So I have this theory: The person who started that myth didn't have any imagination whatsoever, and since he...

Meh. Nevermind. You get the picture. Great post!

Lisa Amowitz said...

LOL! Got a good laugh out of this. Great post.

Mandy said...

Oh. My. God. That was the best post EVER! SO funny! And that picture? LMAO! I'm a self-proclaimed geek to, and I totally speak your language!

Kate Karyus Quinn said...

Chain mail bikini *snort*

I love the writing a book that you would want to read principle - that is a really great way to go!

A. Grey said...

OMG this blog chain is the best idea ever!

I'll geek-out with you any time. By sis and her hubby D&D every saturday evening, although I could never get into it because there were too many rules (I have to roll dice just to see if I hit the guy?!?!) but my inner geek runs deep.

I agree with you on everything!

I need a good book to be like real life. Does that make sense? No matter what world the story is set in, it has to come across as everyday life for that particular story. And I'm quirky about magic. I take it seriously, but it doesn't have to be serious. Ella Enchanted, for example, is not high drama with the magic. It's light-hearted and fun but it's serious in its repercussions.

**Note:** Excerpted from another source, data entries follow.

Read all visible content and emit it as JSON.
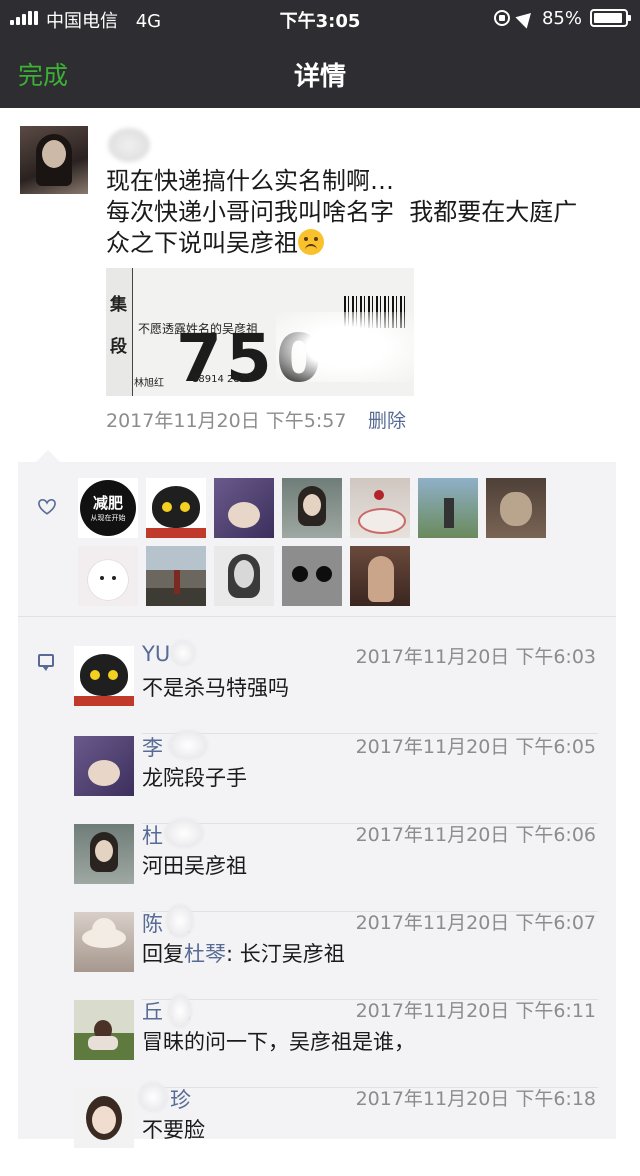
{
  "status": {
    "carrier": "中国电信",
    "network": "4G",
    "time": "下午3:05",
    "battery": "85%"
  },
  "nav": {
    "done_label": "完成",
    "title": "详情"
  },
  "post": {
    "lines": [
      "现在快递搞什么实名制啊…",
      "每次快递小哥问我叫啥名字  我都要在大庭广",
      "众之下说叫吴彦祖"
    ],
    "image": {
      "tag1": "集",
      "tag2": "段",
      "label": "不愿透露姓名的吴彦祖",
      "number": "750",
      "receiver": "林旭红",
      "phone": "18914 2827"
    },
    "time": "2017年11月20日 下午5:57",
    "delete_label": "删除"
  },
  "likes": {
    "avatars": [
      {
        "icon": "text-logo-avatar",
        "text": "减肥",
        "sub": "从现在开始"
      },
      {
        "icon": "cat-avatar"
      },
      {
        "icon": "hand-photo-avatar"
      },
      {
        "icon": "girl-portrait-avatar"
      },
      {
        "icon": "cake-photo-avatar"
      },
      {
        "icon": "outdoor-photo-avatar"
      },
      {
        "icon": "kitten-avatar"
      },
      {
        "icon": "white-dog-avatar"
      },
      {
        "icon": "landscape-avatar"
      },
      {
        "icon": "celebrity-portrait-avatar"
      },
      {
        "icon": "sunglasses-cat-avatar"
      },
      {
        "icon": "girl-hair-avatar"
      }
    ]
  },
  "comments": [
    {
      "name": "YU",
      "time": "2017年11月20日 下午6:03",
      "text": "不是杀马特强吗"
    },
    {
      "name": "李",
      "time": "2017年11月20日 下午6:05",
      "text": "龙院段子手"
    },
    {
      "name": "杜",
      "time": "2017年11月20日 下午6:06",
      "text": "河田吴彦祖"
    },
    {
      "name": "陈 燕",
      "time": "2017年11月20日 下午6:07",
      "reply_prefix": "回复",
      "reply_to": "杜琴",
      "text": ": 长汀吴彦祖"
    },
    {
      "name": "丘 城",
      "time": "2017年11月20日 下午6:11",
      "text": "冒昧的问一下，吴彦祖是谁，"
    },
    {
      "name": "珍",
      "time": "2017年11月20日 下午6:18",
      "text": "不要脸"
    }
  ]
}
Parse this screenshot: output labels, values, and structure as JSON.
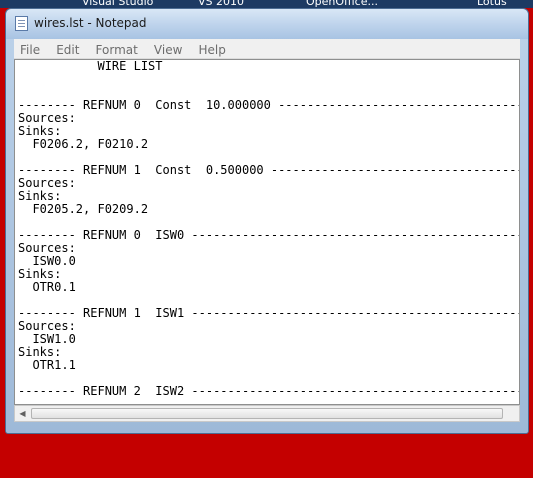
{
  "background_apps": [
    "Visual Studio",
    "VS 2010",
    "OpenOffice...",
    "Lotus"
  ],
  "window": {
    "title": "wires.lst - Notepad",
    "menu": [
      "File",
      "Edit",
      "Format",
      "View",
      "Help"
    ]
  },
  "editor": {
    "lines": [
      "           WIRE LIST",
      "",
      "",
      "-------- REFNUM 0  Const  10.000000 ----------------------------------------",
      "Sources:",
      "Sinks:",
      "  F0206.2, F0210.2",
      "",
      "-------- REFNUM 1  Const  0.500000 -----------------------------------------",
      "Sources:",
      "Sinks:",
      "  F0205.2, F0209.2",
      "",
      "-------- REFNUM 0  ISW0 ---------------------------------------------------",
      "Sources:",
      "  ISW0.0",
      "Sinks:",
      "  OTR0.1",
      "",
      "-------- REFNUM 1  ISW1 ---------------------------------------------------",
      "Sources:",
      "  ISW1.0",
      "Sinks:",
      "  OTR1.1",
      "",
      "-------- REFNUM 2  ISW2 ---------------------------------------------------"
    ]
  },
  "colors": {
    "desktop_background": "#c40000",
    "title_bar": "#bfd4ec",
    "menu_text": "#6d6d6d"
  }
}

Books like Harry P (don't hate me, I'm not tearing it, this is just MY pet peeve) though, drive me nuts because magic is a huge element in the story and yet, NOTHING about it is ever explained or even explored. It's talked about but its principles are nonexistent.

My voice as a writer is still developing. It's pretty solid but because I don't yet have and agent or a book deal, I'm still trimming the edges of my voice. I am what I am, and I wouldn't change me for anything inside. But I think I can sculpt my voice to be more marketable without making it something that isn't me.

Oh, and while Vallejo taps into the absurdly undressed and ill-equipped yet fabulous warrior woman like the one you use above, Larry Elmore (in my opinion) actually nails the tough woman in armor theme realistically. His woman (usually) have on real armor (or pieces of it) and look like they really could kick your bum! :D

A. Grey said...

Wow. My comment was a big as a karkadann...

Cole Gibsen said...

Chain mail clad Cole? Puh-Shaw! Any nymph worth her wood knows you never wear chain mail after labor day. :) Hilarious post! Loved it!

Sarah Bromley said...

Love it! Nice job, Rebecca!

Eric said...

Nice post. I love the whole chain mail bikini bit. Of course, naked adventuring has it's benefits as well.

This is a great view into the window of your world Rebecca, so thanks. Awesome list btw.

Ann said...

Great Post!! I agree women portrayed in a more realistic manner makes for better reading. Tired of the bikini clad amazons. Gave me a laugh Karen, thanks for that.